22 shown. My only role with the paramilitaries was to have them arrested.
23 There was no other evidence to that effect. So he is manipulating here --
24 JUDGE ROBINSON: Mr. Milosevic, all of this -- this is irrelevant
25 to the issue. If you do not have anything more to say on the question of
1 severance, we'll stop now. We are 15 minutes beyond --
2 THE ACCUSED: [Interpretation] I'm talking about what he talked
4 JUDGE ROBINSON: And you don't have a right to do that. I
5 explained to you the circumstances in which I have allowed you to speak,
6 and I explained why Mr. Nice had a right to reply, because he started. Do
7 you have anything that is pertinent to say, anything more? I'm not
8 interested in general issues. If you don't, I'm going to adjourn.
9 THE ACCUSED: [Interpretation] I have presented what I consider to
10 be relevant.
11 JUDGE ROBINSON: Thank you, Mr. Milosevic.
12 I want to say that many issues arise for consideration and
13 decision by the Trial Chamber in relation to this matter. We still have
14 outstanding a report which we expect today from Dr. Dalal, and also there
15 is to be an examination and a report by a neuroradiologist. The Chamber
16 would like to have all these reports before it before it makes a decision
17 on these matters. So we'll give a decision once we have all the reports
18 before us.
19 MR. NICE: I was going to ask the Court whether there was any
20 possibility of continuing with evidence, seeing that the accused has come
21 and seeing what is said about him by Dr. van Dijkman. I don't know if the
22 Chamber is able to assist us at all in relation to that. In our filing,
23 of course, we suggest that the next witness, Sel, should be taken
25 JUDGE ROBINSON: Yes. We are expecting to continue tomorrow at
1 9 a.m. I just want to confirm, Mr. Milosevic, your witness tomorrow will
2 be -- is that Mr. Sel?
3 THE ACCUSED: [Interpretation] The next witness is Janos Sel.
4 JUDGE ROBINSON: Thank you.
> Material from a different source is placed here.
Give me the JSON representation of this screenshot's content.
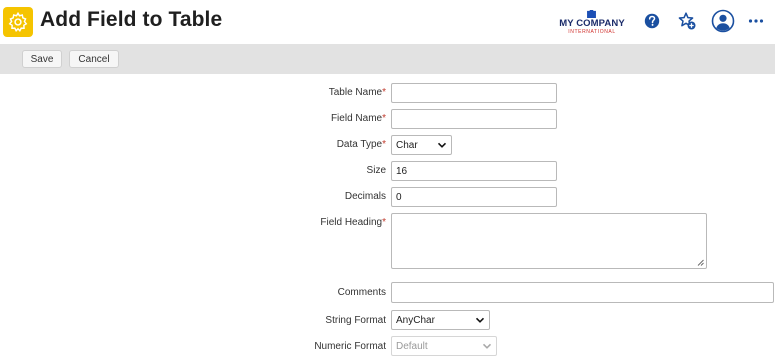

We are adjourned until 9 a.m.
6 --- Whereupon the hearing adjourned at 2.03 p.m.,
7 to be reconvened on Wednesday, the 30th day of
8 November, 2005, at 9.00 a.m.